Christ commanded us to go out to the whole world and tell the Good News. We are being cowed by our culture’s “do not judge” rule and thereby not fulfilling the great commission. As the Church militant, we must trample human respect under our feet.We must once again take up our weapons of truth and brotherly love. We will be merciful — loving who God loves, hating what God hates. Only then we will have victory and fearlessly win the world for Christ!

Miraculous healing

Miraculous healing

Miraculous healing

With quiet confidence Sydney Khoury climbs each step of a metal ladder as she attempts to place flowers atop a statue of Blessed Mother at St. Philip Church in the United States.
It’s a bit of a reach for Sydney, but with determination, the nine-year-old extends her arms, carefully placing her tribute atop the head of Mother Mary.
A short distance away, Bishop Thomas J. Tobin of Providence, Rhode Island watches admiringly as the St. Philip School second-grader successfully overcomes yet another obstacle in her young life.
Three years ago, Bishop Tobin also witnessed Sydney overcome one her greatest challenges.
At that time, as she lay in the Intensive Care Unit of Hasbro Children’s Hospital with her life hanging in the balance, the bishop prayed over her with a relic of Mother Teresa.
Sydney’s parents say the prayerful intervention yielded results nothing short of miraculous.
In November 2007, Sydney was diagnosed with a Stage 3 malignant tumor on her kidney.
Two days later, doctors removed her kidney and started chemotherapy and radiation.
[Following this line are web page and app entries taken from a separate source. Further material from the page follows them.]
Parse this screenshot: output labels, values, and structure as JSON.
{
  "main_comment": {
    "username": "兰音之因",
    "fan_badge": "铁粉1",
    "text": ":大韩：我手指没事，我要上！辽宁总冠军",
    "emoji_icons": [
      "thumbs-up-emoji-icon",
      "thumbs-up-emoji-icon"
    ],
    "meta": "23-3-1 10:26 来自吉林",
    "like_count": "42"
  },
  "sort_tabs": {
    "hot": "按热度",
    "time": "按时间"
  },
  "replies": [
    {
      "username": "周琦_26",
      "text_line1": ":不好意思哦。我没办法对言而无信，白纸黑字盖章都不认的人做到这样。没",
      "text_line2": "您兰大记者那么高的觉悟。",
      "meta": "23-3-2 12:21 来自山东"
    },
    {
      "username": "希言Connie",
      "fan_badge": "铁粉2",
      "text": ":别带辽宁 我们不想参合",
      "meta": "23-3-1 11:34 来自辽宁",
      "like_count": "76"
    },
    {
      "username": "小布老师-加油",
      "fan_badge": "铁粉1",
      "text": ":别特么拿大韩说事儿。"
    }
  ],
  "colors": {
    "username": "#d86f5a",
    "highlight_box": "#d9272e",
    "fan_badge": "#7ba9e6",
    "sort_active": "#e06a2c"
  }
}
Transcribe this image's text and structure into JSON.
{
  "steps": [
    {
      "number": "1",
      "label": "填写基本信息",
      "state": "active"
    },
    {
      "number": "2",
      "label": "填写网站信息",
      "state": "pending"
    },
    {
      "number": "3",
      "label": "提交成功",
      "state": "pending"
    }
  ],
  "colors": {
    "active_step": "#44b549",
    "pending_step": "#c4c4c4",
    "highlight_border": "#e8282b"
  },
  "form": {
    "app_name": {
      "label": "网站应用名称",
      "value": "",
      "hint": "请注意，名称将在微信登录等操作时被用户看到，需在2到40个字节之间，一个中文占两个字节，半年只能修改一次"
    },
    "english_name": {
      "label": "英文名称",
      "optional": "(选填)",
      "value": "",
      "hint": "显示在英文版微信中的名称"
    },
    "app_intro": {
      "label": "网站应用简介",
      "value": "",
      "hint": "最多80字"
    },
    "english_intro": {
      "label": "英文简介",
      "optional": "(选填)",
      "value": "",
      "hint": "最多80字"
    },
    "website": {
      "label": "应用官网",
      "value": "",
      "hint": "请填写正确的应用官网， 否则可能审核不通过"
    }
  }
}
The overall success rate of the treatment was only 42 percent they were told.
For nearly three months, her condition was stable. Then, a robust round of chemotherapy quickly took its toll on her.
“She started five days of chemo. It hit her so hard,” recalls her mother, Michele.
Sydney went into what is known as a neutropenic state, as her white blood cell count dropped to zero, severely limiting her body’s ability to fight off infections.
“She was home for three days; on the fourth, she caught a fever,” Michele said.
Sydney was immediately brought into the hospital where she spent nearly all of February 2008 in the Intensive Care Unit.
She was intubated twice to maintain an open airway, and also became paralyzed for 12 hours during that time.
On Feb. 20, Michele and Ken Khoury received news that no parent ever wants to hear.
“They couldn’t tell me if she’d make it,” Michele said. “The doctor said, ‘I can’t guarantee anything over the next 48 hours’.”
Two days later, Sydney received the sacrament of the anointing of the sick from Father Peter J. Sheahan, the assistant pastor at St. Philip Church.
On Feb. 27, with Sydney’s condition not improving, doctors performed a lung biopsy.
“Her lungs were just collapsing,” her mother recalls.
The next day, with doctors about to have a discussion with the family about their wish to fit Sydney with a tracheal tube to help her breathing, Bishop Tobin visited Sydney.
As he prayed over her, he held in his hand a relic of Blessed Mother Teresa.
What happened next was remarkable.
Both of Sydney’s parents and Bishop Tobin witnessed the young girl’s body convulse during the prayers for her recovery.
“Very quickly after that, she got well,” Michele said of her daughter’s health. “He did the blessing and she didn’t need the tracheotomy.”
While he is cautious about attributing Sydney’s recovery solely to divine intervention, Bishop Tobin says the day he visited her in the hospital was a powerful day indeed.
“I always tend to be skeptical of these divine interventions, but it is very clear to me that something very special happened that day,” Bishop Tobin said.
“When she was blessed with the relic, her body reacted and she opened her eyes,” the bishop recalls.
In order to ensure any possible recurrence of cancer is treated immediately, Sydney must undergo an MRI every three months. Her most recent test showed that she is still in remission.
“Her spirits are great,” Sydney’s dad, Ken, said of his daughter.

Tuesday, June 14, 2011

In God's Company 2: Pilgrimage To Medjugorje

In God's Company 2: Pilgrimage To Medjugorje: "Fr-Edward A. Sousa Jr. My devotion to Our Lady and my first trip to Medjugorje as a seminarian led me to the priesthood! Catholic Pilgrimag..."